Dori Freeman has been hurt and felt torn. We know because she’s told us so, always with unblinking frankness in crisp pop songs with deep Appalachian roots. But even if we couldn’t understand her words, we’d hear the pain in her soprano, which rings out with melancholy strength only gained from living.
There are more trees than people in San Isabel, Colorado, where the Wet Mountains poke the sky and Jamestown Revival’s Zach Chance and Jonathan Clay set up a makeshift recording studio in a cabin. The Texas natives emerged with San Isabel, a gorgeous new album that marks both a return to Jamestown Revival’s acoustic roots and a bold step forward into more topical lyricism.
Even before releasing her first full-length album, Molly Tuttle made history. She became the first woman to be named IBMA Guitar Player of the Year, a title she’s won twice, in addition to winning Americana Music Association’s Instrumentalist of the Year, all on the strength of her 2017 EP, RISE. But to focus exclusively on Tuttle as a guitarist would be a mistake. She isn’t interpreting others’ songs. She’s writing and singing her own, and as her debut record When You’re Ready proves, she’s doing it not only with classically trained musicianship, but with an exciting willingness to explore and trust her own wide-ranging artistic instincts.
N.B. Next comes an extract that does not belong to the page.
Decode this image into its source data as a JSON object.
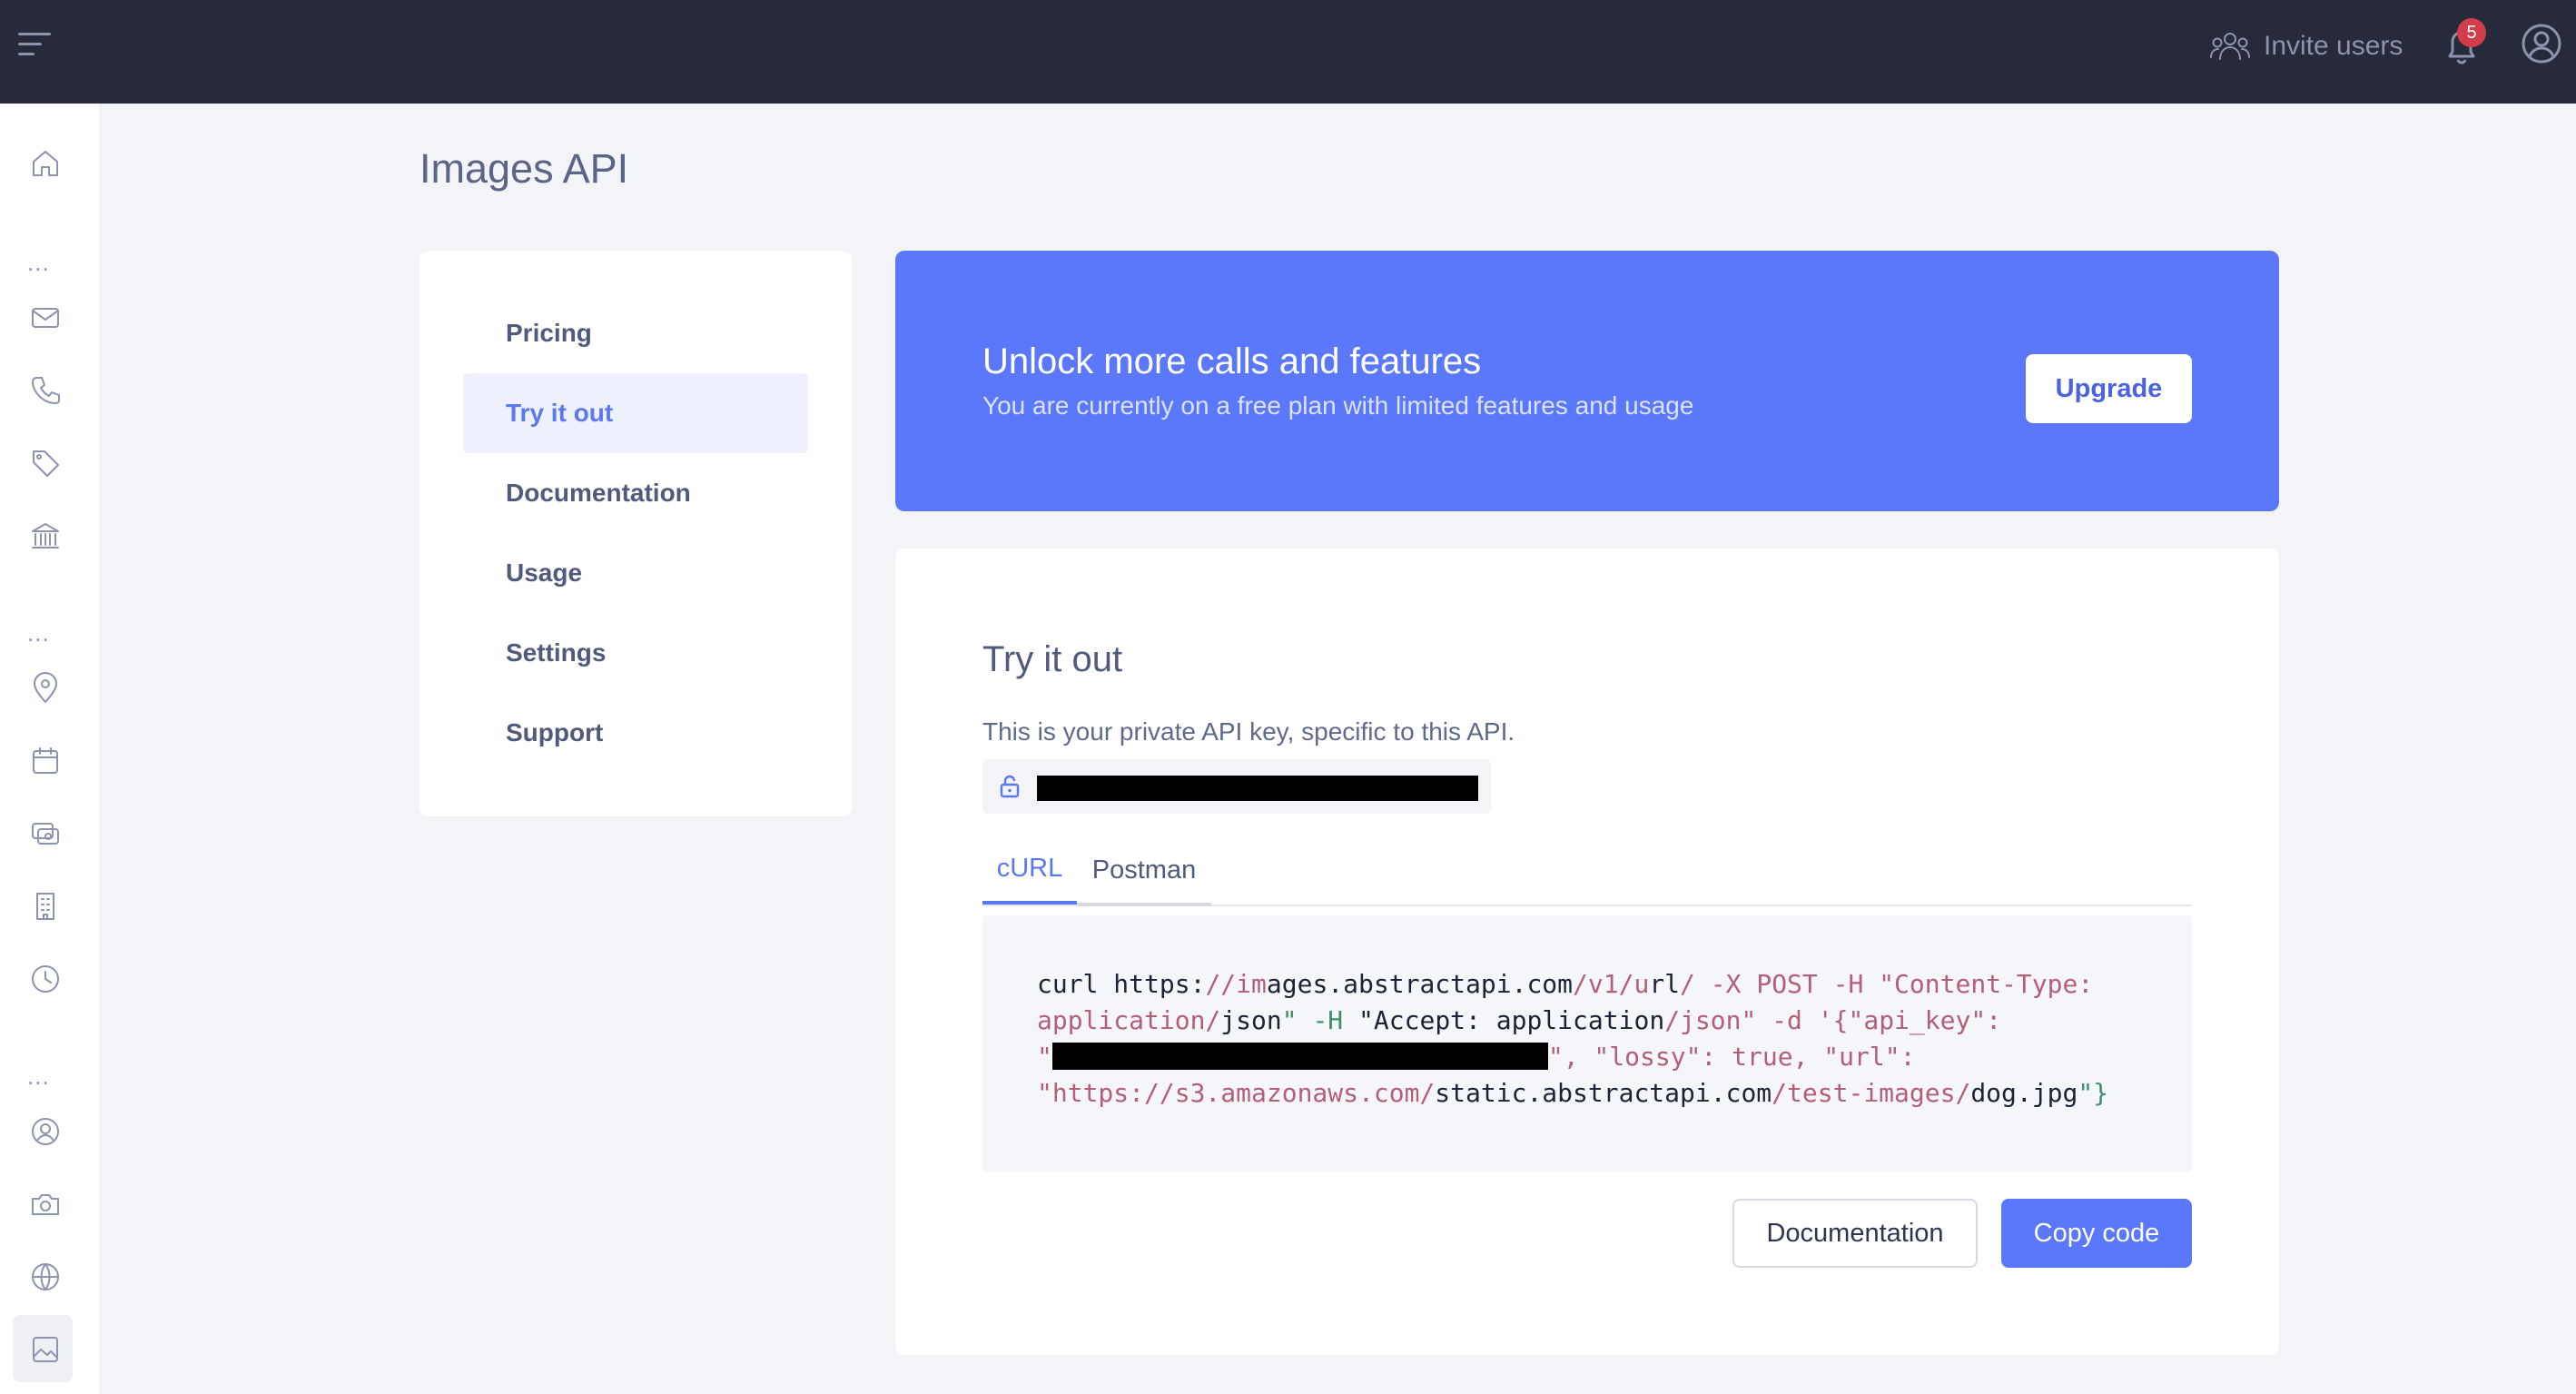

Right now in Houston, a group of kids who might otherwise be skipping school or dodging gangs is excited about class. Today, they aren’t statistics to be shamed or problems to be forgotten. They’re poets. And a Pablo Neruda-quoting, poetry slamming, world-renowned breakdancing social activist is their teacher.
Susie Criner had a 2-year-old daughter and an ambitious new rock ’n’ roll club called Rockefeller’s to run when a local father approached her with a request: Could she get the Four Tops to play a Houston debutante’s party?
Criner, now 67, didn’t miss a beat: “I said, ‘Well, yeah, I sure could,’” she says, nodding with a sideways glance and a smile. “That’s when the light bulb went off.”
Horses of all sizes and shades of brown, white, gray and black graze in the pastures on either side of the road Rebecca Williams drives up to get to a large barn.
Her truck’s windows are down, and the sound of tires crunching road rocks and whiffs of hay and coastal salt fill the cab. “I like getting outside because sitting in front of a computer screen, cobwebs start forming in my head,” Rebecca says as she pulls up to the barn gate. “I like to get out here and just blow them away. It helps me remember why I’m doing everything I’m doing when I get outside and put my hands on a horse.”
It’s Thursday in Houston, and Paul Beebe is suiting up to play. Black jacket and pants, skinny black tie, crisp white shirt in place, he’s ready for Beetle, the gig he’s played every Thursday night at the Continental Club for the past 17 years. It’s his fourth show in eight days, and this week, he’s rung up the tally with three different bands at three different clubs, all without ever leaving the city’s inner Loop.
Copyright 2019, Elisabeth Carroll Parks. All rights reserved.